With gospel workers in Muslim-majority countries desperately under-represented in world mission, Ben has a dream.
The Mentac Coordinator for NSW and ACT would love to see more Muslim background Christians coming forward to do the two-year training to make disciples and minister to Muslims in locations across the world.
“What I would love is for more people from Muslim background to come through Mentac,” he says.
“They have the cultural and linguistic skills quite often but not necessarily the ministry skills or the understanding of Christian ministry or the scriptures. That’s something I’d like to see change.”
Ben and his wife Sally studied at St Andrew’s Hall in Melbourne before spending time in the Middle East to better understand Islam, the Arabic language, and the gospel needs there. Now, they seek to share the good news of Jesus among the Muslim community in Sydney and train Christians for service in Muslim majority countries.
Since being established, the Mentac apprenticeship (Mentoring Across Cultures) has trained 22 Australian Christians of whom 14 are serving in Muslim-majority countries in the Middle East, Southeast Asia, South Asia and Central Asia.
“It has helped them develop key cross-cultural skills in an environment where it’s easy to live.” – Ben
There are five current trainees and a small group including Ben who are serving among Muslims in Sydney.
“God has used Mentac in significant ways to recruit long-term gospel workers and give them a big push forward,” says Ben.
“It has helped them develop key cross-cultural skills in an environment where it’s easy to live – where they can make mistakes, learn, and have mentors around them. And then they can go somewhere else where the living is much harder, but now with very important foundations of cross-cultural ministry in place, not just in theory but also in practice.”
Sally and Ben did Mentac in a previous incarnation of the program before they went overseas from 2014 to 2016.
“Two of our mentors were long-term workers with CMS in the Middle East and they started Mentac at St Andrew’s Hall as a monthly gathering with dinner, where people with an interest in reaching Muslims with the gospel would talk through a book that they were reading together and encourage each other and pray for the ministry among Muslims,” he explains.
The Church Missionary Society (CMS) helped to design it as a recruiting pathway because they saw the need. There are about 1.7 billion Muslims in the world, yet we are very under resourced in terms of missionaries.
“Obviously, CMS’s heartland is ministries like theological education in places like East Africa, and more recently student ministries in European countries – there were natural recruiting pathways for those, through Bible colleges and campus ministries here. But there wasn’t any established pathway for evangelism and disciple making in Muslim majority countries. And so that became part of the reason why Mentac was born.

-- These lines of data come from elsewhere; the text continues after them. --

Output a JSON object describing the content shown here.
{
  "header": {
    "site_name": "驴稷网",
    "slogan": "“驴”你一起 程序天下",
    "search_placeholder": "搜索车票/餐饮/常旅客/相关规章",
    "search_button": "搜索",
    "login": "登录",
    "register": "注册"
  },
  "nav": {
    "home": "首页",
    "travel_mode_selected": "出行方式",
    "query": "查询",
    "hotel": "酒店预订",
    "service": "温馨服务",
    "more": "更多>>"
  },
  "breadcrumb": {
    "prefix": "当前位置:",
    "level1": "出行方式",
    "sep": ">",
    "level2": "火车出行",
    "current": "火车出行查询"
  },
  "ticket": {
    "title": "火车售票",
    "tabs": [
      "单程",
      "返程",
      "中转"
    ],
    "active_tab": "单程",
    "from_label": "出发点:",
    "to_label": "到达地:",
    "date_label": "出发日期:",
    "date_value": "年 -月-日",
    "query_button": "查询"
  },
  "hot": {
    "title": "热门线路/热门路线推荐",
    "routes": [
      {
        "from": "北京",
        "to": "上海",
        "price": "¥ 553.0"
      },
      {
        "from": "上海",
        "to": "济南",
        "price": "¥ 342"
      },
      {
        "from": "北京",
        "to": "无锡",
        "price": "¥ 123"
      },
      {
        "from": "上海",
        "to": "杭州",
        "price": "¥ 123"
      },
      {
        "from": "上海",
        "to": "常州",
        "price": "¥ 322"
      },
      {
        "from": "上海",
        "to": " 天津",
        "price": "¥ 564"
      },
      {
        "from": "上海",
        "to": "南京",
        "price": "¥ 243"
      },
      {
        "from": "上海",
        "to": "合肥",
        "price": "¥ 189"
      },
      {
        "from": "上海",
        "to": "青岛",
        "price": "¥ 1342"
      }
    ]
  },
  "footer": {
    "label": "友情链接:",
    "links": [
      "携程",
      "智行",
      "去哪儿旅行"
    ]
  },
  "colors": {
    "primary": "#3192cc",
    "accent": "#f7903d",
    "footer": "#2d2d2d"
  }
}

“Since that time, it’s firmed up into this formal two-year apprenticeship, a bit like a Ministry Training Strategy apprenticeship, although almost all of the people that we’ve had come through have already done Bible college training. So it’s more like a finishing school for cross-cultural ministry than it is a first taste of Christian ministry.”
“It’s more like a finishing school for cross-cultural ministry than it is a first taste of Christian ministry.” – Ben
So far Mentac has focused mainly on Muslim people, but there are plans to see it branch out among Buddhists and Hindus.
“We have a starting group reaching Hindus. And it would be wonderful to see a fully-fledged Hindu Mentac and Buddhist Mentac and see experienced workers here mentoring and training people for long term work in those communities. That’s something that we’ve been praying towards and it’s just starting to happen on the Hindu side of things.”
Asked what role CMS has in Mentac, Ben explains that they provide significant support on the organisational side, providing the trainees with prayer cards and administering their finances. He says CMS has a significant relationship with each trainee, as part of tracking with them to see what ministry the Lord opens up in the future.
Ben concludes: “I’m keen for Christians of all backgrounds to prayerfully consider working among Muslim people because missionaries among them are so underrepresented here and around the world. I would like to raise people’s awareness that this is something that exists and get them to consider whether they should contact us.”